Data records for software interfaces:

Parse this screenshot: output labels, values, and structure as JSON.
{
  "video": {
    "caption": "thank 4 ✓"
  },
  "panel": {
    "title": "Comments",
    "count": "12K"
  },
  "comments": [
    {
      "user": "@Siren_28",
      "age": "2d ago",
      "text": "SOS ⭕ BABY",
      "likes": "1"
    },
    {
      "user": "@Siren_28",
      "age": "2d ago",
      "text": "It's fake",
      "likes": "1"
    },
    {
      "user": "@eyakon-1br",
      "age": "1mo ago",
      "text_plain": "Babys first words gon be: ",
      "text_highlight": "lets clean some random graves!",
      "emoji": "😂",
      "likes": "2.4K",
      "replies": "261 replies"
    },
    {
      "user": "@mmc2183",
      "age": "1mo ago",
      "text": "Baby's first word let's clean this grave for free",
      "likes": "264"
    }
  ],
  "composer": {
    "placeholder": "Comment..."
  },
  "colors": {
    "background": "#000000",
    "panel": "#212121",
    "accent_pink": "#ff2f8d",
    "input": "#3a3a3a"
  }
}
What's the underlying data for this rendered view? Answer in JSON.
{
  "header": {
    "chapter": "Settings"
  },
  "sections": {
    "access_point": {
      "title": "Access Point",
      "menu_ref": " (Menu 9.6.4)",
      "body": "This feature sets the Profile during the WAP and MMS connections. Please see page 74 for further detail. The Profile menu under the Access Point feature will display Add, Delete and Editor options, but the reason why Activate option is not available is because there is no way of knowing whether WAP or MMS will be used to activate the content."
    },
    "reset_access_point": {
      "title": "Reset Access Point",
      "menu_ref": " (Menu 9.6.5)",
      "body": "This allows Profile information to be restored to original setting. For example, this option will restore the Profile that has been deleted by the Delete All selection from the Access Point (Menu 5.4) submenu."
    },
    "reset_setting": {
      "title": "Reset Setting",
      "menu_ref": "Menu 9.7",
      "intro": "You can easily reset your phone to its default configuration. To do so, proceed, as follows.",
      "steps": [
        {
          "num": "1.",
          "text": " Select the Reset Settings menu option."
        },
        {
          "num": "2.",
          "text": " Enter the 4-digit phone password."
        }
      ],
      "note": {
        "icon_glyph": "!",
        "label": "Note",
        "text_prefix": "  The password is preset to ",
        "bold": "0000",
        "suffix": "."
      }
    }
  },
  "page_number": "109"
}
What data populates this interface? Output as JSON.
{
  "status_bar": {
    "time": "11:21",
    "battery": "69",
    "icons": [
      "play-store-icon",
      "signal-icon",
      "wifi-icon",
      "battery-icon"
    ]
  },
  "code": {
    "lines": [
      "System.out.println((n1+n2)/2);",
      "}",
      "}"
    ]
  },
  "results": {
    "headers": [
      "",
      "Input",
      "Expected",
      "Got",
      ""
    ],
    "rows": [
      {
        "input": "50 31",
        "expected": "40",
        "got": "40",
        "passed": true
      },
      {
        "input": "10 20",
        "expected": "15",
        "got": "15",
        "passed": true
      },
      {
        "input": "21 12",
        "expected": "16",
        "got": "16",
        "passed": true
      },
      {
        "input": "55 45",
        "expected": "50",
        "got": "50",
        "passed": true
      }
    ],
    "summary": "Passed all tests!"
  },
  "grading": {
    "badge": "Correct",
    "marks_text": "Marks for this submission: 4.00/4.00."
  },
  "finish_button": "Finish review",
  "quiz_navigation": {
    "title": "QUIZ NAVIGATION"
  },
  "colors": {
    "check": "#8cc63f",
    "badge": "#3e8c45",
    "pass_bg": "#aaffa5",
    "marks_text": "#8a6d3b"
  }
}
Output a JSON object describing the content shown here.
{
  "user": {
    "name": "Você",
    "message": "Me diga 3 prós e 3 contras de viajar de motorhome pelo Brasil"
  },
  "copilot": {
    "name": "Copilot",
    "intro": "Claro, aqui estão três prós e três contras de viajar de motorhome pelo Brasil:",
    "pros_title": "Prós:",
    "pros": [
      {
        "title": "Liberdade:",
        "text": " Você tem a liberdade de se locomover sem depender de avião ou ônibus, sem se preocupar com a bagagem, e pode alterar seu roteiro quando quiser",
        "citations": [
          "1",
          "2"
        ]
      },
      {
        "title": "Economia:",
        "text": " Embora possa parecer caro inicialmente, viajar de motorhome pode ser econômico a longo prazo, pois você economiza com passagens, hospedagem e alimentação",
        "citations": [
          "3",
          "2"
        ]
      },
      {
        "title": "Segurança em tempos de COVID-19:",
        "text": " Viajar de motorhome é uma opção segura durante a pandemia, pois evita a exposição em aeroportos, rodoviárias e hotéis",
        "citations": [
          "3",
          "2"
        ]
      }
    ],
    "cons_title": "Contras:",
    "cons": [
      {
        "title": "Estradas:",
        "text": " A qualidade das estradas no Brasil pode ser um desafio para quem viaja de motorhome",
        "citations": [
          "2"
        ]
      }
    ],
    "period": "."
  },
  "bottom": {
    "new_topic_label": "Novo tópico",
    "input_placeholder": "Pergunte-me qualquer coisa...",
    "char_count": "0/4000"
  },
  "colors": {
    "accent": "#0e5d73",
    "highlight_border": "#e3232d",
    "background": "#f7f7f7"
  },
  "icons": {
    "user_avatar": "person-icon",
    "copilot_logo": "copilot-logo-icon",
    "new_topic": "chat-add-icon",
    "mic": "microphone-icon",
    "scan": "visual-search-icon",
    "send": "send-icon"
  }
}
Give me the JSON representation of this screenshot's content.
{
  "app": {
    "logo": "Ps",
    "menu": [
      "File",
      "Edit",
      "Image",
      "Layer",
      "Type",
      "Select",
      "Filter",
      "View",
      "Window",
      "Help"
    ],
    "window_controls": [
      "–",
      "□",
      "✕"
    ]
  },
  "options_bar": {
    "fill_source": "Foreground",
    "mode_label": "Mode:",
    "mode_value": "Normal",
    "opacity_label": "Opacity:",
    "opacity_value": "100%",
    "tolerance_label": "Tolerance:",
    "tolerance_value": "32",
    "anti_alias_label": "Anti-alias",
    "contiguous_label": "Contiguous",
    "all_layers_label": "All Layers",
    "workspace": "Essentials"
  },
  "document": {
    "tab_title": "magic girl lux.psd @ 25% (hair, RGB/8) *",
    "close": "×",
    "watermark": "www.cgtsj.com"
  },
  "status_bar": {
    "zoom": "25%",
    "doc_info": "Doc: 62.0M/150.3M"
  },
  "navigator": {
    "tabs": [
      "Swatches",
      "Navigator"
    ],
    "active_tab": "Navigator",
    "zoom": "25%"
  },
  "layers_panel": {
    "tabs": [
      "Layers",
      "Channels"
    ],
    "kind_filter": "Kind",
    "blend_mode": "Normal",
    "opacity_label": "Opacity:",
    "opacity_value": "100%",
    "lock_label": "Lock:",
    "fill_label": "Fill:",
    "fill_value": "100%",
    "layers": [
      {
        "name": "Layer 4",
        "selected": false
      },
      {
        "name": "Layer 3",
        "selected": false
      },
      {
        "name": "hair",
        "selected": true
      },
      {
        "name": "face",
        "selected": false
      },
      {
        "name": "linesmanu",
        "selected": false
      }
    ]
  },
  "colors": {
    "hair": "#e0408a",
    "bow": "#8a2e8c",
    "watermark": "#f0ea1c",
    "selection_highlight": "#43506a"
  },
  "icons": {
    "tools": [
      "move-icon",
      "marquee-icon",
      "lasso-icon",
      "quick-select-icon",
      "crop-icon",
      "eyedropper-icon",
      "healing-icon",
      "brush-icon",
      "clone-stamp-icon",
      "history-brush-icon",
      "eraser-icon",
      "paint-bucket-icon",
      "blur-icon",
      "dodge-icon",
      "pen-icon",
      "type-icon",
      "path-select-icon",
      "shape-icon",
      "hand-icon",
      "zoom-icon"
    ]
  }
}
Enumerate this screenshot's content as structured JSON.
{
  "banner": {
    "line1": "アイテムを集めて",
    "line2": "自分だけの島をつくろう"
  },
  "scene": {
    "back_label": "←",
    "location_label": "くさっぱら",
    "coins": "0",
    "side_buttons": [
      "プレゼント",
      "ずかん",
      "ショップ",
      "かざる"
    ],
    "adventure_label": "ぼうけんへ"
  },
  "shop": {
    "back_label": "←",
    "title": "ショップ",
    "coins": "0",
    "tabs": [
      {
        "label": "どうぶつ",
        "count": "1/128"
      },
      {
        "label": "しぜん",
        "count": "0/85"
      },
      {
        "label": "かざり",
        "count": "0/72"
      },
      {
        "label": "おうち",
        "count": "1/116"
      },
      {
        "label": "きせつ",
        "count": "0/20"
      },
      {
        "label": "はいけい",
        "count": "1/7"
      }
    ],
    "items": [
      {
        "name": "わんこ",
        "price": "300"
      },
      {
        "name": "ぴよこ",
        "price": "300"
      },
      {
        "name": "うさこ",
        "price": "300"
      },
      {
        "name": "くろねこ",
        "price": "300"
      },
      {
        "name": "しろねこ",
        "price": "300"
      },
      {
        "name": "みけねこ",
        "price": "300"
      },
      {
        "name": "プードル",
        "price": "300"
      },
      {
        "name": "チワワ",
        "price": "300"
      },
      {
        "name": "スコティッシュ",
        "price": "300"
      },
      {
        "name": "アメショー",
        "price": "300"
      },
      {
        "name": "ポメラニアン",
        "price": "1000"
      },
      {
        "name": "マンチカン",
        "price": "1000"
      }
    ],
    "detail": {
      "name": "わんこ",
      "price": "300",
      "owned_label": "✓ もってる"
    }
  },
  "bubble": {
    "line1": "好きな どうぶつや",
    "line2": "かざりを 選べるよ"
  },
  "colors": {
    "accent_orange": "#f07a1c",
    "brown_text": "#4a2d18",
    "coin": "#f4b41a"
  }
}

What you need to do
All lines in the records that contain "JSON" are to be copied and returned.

Response box
Parse this screenshot: output labels, values, and structure as JSON.
What's the underlying data for this rendered view? Answer in JSON.
What data populates this interface? Output as JSON.
Output a JSON object describing the content shown here.
Give me the JSON representation of this screenshot's content.
Enumerate this screenshot's content as structured JSON.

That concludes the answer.